The answer should consist of each line from the data below that includes "Worth".

Recorded information Block Start

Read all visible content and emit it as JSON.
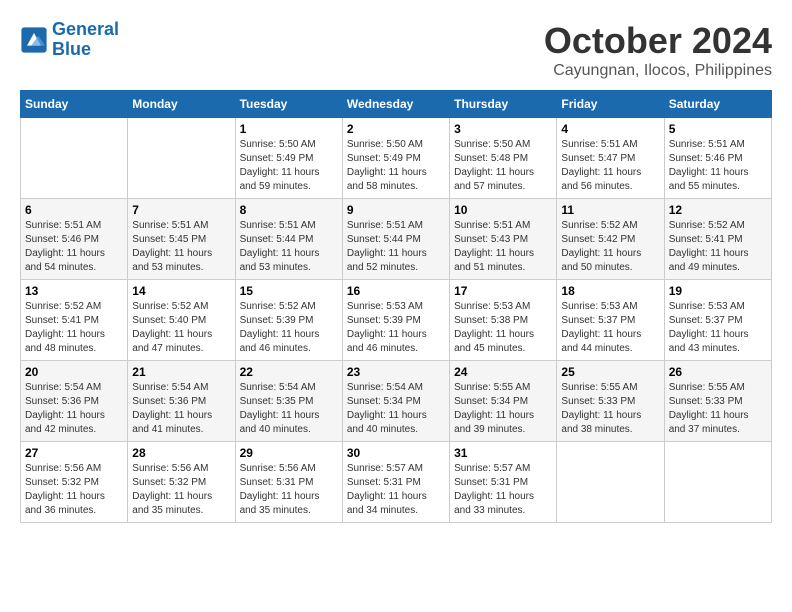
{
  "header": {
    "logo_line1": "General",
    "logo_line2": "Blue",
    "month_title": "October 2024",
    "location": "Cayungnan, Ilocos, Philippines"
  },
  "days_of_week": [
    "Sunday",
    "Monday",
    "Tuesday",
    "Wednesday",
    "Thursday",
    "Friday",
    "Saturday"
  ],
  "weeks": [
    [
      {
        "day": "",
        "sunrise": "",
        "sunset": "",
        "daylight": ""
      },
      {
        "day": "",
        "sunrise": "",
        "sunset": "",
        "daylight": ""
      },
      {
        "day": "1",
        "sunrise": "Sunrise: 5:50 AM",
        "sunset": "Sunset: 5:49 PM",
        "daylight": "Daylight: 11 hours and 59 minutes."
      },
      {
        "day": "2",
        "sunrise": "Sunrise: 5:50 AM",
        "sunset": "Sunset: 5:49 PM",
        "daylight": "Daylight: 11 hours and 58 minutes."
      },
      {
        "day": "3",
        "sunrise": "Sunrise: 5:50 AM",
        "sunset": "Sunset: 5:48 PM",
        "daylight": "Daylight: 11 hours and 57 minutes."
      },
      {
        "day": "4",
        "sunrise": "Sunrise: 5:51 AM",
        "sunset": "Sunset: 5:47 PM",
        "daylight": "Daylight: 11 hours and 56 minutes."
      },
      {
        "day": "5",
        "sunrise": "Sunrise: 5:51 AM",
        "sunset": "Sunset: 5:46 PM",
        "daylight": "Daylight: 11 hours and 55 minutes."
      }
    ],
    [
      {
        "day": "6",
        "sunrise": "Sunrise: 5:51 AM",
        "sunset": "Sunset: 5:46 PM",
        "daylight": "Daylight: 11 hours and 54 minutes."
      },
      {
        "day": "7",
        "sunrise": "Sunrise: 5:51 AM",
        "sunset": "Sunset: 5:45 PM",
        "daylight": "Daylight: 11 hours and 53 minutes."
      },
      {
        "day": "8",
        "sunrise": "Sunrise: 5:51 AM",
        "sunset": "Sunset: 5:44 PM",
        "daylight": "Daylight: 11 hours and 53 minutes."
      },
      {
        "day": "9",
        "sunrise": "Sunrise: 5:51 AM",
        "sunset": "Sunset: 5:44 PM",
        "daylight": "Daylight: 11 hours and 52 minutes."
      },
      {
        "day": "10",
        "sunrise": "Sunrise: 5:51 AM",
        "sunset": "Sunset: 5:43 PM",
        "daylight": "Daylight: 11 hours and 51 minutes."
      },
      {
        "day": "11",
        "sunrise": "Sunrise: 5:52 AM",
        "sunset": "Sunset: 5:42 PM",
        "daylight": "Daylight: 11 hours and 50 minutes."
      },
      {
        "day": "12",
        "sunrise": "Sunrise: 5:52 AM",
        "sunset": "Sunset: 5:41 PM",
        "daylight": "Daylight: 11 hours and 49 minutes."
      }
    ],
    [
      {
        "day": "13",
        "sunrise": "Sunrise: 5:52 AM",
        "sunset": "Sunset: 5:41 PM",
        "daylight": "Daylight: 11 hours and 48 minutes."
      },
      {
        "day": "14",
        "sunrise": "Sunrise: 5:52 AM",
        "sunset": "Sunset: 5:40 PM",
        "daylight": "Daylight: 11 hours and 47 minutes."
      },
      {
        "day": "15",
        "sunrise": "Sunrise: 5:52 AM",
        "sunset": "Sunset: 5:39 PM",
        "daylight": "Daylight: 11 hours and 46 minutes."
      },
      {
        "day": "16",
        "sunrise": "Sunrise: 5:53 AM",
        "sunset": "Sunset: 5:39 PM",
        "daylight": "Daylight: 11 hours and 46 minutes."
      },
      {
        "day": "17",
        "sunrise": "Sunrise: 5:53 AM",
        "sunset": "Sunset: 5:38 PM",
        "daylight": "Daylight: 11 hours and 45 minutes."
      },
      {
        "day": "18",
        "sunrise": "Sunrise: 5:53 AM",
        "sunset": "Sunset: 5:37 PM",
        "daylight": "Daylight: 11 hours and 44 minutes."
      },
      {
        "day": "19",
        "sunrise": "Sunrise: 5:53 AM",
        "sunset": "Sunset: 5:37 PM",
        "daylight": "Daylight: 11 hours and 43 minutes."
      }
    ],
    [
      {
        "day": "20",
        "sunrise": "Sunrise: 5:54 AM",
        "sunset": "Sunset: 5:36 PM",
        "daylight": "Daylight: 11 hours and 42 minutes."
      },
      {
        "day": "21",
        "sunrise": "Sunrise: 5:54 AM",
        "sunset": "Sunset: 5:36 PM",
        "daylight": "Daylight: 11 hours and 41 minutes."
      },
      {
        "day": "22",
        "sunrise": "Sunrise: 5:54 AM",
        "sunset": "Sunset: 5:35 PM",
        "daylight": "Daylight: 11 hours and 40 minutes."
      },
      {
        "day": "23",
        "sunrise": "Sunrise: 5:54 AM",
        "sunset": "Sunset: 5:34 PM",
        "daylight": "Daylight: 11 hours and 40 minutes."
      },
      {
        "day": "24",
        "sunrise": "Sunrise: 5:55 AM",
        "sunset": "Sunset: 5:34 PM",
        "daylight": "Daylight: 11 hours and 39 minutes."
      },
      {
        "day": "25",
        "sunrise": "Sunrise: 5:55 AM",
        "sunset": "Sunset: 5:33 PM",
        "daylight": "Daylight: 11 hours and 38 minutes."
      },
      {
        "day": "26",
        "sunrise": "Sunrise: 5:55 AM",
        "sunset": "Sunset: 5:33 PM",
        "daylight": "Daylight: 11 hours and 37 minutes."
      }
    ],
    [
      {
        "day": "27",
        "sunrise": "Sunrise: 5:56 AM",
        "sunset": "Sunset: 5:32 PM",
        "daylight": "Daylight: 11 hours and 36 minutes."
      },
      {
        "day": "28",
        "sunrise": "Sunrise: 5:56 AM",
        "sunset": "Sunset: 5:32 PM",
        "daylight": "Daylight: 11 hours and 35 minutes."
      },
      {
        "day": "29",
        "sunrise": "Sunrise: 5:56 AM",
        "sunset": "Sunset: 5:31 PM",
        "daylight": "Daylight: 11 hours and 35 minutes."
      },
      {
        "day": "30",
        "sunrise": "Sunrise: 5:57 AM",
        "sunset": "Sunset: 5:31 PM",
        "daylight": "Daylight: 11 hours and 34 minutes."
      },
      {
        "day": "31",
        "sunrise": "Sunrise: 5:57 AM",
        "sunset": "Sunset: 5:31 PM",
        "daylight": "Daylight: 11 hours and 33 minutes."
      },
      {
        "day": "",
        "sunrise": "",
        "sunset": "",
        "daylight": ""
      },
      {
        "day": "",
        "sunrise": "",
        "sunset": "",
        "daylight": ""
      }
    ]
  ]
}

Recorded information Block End
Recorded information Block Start

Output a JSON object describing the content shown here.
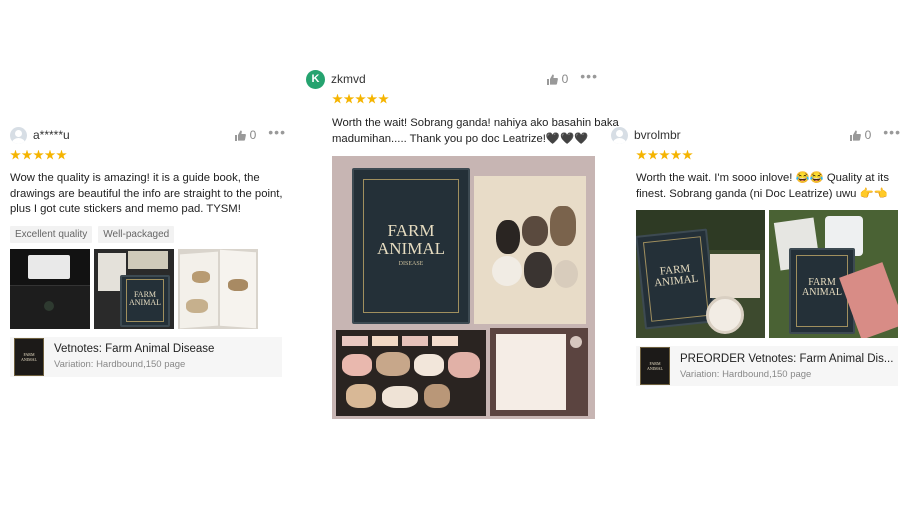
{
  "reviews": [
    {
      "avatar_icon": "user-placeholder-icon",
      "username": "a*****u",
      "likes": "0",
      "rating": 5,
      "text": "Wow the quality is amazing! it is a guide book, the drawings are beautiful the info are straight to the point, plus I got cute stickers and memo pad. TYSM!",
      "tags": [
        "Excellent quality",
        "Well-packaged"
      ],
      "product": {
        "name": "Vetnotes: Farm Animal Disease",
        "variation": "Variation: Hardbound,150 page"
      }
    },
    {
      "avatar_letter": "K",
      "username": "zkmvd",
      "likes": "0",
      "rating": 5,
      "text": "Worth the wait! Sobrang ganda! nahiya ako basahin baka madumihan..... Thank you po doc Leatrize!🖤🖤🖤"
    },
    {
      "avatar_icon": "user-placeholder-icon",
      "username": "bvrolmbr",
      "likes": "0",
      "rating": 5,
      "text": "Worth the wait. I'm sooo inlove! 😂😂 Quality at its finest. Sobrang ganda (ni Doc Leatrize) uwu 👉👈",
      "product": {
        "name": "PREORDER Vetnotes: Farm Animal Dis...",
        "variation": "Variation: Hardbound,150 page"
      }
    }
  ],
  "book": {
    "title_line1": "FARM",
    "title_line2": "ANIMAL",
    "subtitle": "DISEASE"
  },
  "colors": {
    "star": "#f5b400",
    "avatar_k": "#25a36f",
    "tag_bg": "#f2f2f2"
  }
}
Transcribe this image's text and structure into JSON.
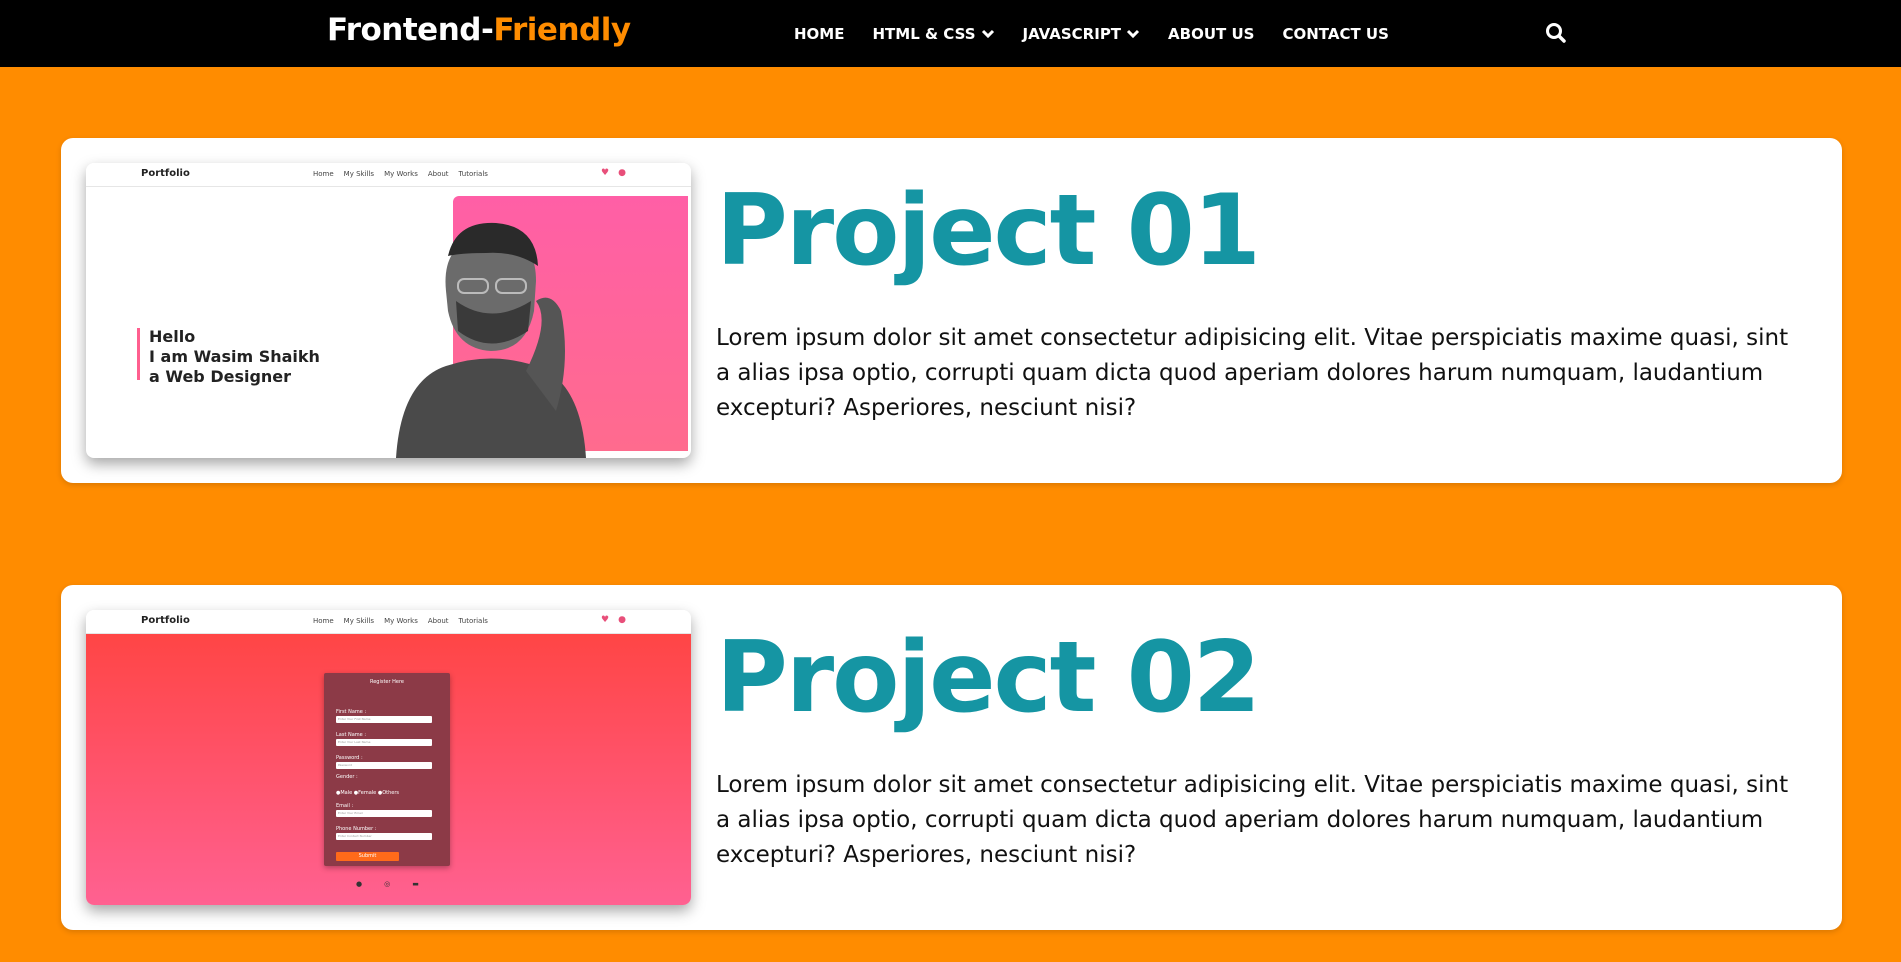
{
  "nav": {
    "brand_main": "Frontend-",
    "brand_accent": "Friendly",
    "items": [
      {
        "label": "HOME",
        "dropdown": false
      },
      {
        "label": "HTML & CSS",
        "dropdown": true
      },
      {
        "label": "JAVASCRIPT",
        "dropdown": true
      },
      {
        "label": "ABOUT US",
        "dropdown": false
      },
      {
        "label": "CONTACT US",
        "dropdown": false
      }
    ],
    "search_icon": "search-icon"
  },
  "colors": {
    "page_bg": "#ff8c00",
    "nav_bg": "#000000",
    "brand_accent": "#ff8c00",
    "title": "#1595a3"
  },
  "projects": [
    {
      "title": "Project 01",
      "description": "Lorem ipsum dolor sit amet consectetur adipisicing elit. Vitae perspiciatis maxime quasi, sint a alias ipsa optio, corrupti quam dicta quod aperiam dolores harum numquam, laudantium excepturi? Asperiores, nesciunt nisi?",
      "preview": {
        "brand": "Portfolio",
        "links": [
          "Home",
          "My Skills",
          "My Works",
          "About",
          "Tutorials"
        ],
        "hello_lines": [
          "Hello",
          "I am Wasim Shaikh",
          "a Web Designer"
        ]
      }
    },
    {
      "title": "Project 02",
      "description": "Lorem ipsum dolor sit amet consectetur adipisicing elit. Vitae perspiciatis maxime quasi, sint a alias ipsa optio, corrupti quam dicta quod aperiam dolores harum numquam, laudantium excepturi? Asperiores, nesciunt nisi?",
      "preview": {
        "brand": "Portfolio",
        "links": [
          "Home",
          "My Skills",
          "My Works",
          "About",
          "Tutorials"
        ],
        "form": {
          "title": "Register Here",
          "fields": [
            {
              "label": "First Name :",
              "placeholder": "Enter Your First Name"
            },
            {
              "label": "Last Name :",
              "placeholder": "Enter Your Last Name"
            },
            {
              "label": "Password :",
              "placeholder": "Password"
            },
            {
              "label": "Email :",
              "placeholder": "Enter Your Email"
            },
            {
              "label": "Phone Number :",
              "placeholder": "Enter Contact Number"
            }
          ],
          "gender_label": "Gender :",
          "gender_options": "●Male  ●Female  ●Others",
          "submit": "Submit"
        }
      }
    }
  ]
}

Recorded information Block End

Response to the task:
      "text": "Worth the wait! Sobrang ganda! nahiya ako basahin baka madumihan..... Thank you po doc Leatrize!🖤🖤🖤"
      "text": "Worth the wait. I'm sooo inlove! 😂😂 Quality at its finest. Sobrang ganda (ni Doc Leatrize) uwu 👉👈",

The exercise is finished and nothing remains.